The cross stands as the center of Christian existence; it is the source and shape of the life of the Christian. In the first century, however, it was a sign of Rome's power. It was an incredibly strange thing to claim that the Messiah was crucified.
The cross of Christ was the work of God to reconcile the world to himself. In his love he to the initiative to win the world back. The symbol that stood for the might of Caesar would now stand for the the love of God. The cross reveals the covenant faithfulness of God and his way of dealing with sin and human rebellion.
The cross is God's act of self-giving and reveals that God works through the weak and foolish things in the world. It is the power and wisdom of God that redeems the world; Christ crucified is at the heart of the gospel.

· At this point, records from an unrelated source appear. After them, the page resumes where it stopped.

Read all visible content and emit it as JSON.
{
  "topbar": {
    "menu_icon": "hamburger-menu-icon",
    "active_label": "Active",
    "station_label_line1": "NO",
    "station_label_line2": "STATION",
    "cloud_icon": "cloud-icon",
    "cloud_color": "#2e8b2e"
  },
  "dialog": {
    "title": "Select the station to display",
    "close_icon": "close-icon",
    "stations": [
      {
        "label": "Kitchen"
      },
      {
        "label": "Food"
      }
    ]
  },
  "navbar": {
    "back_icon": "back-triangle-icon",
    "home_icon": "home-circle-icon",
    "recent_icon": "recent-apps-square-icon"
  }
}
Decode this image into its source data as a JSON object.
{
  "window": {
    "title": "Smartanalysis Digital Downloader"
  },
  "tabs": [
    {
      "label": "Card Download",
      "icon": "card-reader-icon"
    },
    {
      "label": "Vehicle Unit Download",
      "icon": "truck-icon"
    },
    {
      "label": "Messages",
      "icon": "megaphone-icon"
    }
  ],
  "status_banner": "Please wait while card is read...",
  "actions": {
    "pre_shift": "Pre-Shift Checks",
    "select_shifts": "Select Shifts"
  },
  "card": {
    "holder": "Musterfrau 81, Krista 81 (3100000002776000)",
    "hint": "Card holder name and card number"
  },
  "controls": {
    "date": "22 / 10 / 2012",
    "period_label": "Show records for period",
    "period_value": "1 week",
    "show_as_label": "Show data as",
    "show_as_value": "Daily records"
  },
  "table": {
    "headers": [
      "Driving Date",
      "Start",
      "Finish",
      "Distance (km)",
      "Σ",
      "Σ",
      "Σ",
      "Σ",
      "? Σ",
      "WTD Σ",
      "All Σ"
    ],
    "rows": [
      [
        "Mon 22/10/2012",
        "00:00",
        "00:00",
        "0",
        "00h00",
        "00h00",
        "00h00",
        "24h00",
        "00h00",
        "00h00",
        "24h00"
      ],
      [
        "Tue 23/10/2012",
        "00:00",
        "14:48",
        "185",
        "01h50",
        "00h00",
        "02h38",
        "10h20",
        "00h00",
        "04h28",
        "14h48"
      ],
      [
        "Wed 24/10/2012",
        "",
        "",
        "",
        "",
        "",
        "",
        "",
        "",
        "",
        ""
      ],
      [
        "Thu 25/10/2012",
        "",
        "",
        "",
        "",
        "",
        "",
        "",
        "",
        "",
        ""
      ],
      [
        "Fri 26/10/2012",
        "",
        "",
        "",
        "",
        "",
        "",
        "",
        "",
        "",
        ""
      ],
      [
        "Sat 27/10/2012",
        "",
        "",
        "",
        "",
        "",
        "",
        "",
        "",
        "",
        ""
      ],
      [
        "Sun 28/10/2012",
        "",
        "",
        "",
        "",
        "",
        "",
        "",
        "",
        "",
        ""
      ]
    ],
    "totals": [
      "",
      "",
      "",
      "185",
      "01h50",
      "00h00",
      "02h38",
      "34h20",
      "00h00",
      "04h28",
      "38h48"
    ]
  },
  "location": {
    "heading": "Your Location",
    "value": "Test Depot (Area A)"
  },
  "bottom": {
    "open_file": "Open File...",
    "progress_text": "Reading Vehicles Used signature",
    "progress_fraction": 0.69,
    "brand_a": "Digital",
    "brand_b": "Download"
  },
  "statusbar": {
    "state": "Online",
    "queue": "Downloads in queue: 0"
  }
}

Christ was the sacrifice for sin. "Christ died for us/for our sins/for the ungodly/for all/for me." Love for God and love for others were the covenant obligations for the people of God. The cross was Christ's own self emptying act of faithfulness to God and love for us. Through faith and baptism we participate in the death of Christ by co-crucifixion and are justified.
The cross says something about our human condition. God expects all people to love him and others yet we are marked by idolatry, immorality and injustice. This is true of both Jew and Gentile. All people are enslaved to Sin (with a capital "S"). As a result, we cannot do what is right and do not have the ability to cure ourselves. The consequences of this condition are present spiritual death and future physical death. This present age is dominated by Sin and sins.
The solution we need involves liberation and forgiveness; the cross answers both of these problems. "Christ became poor so that we might become rich." We benefit from the death of Christ by participating in it.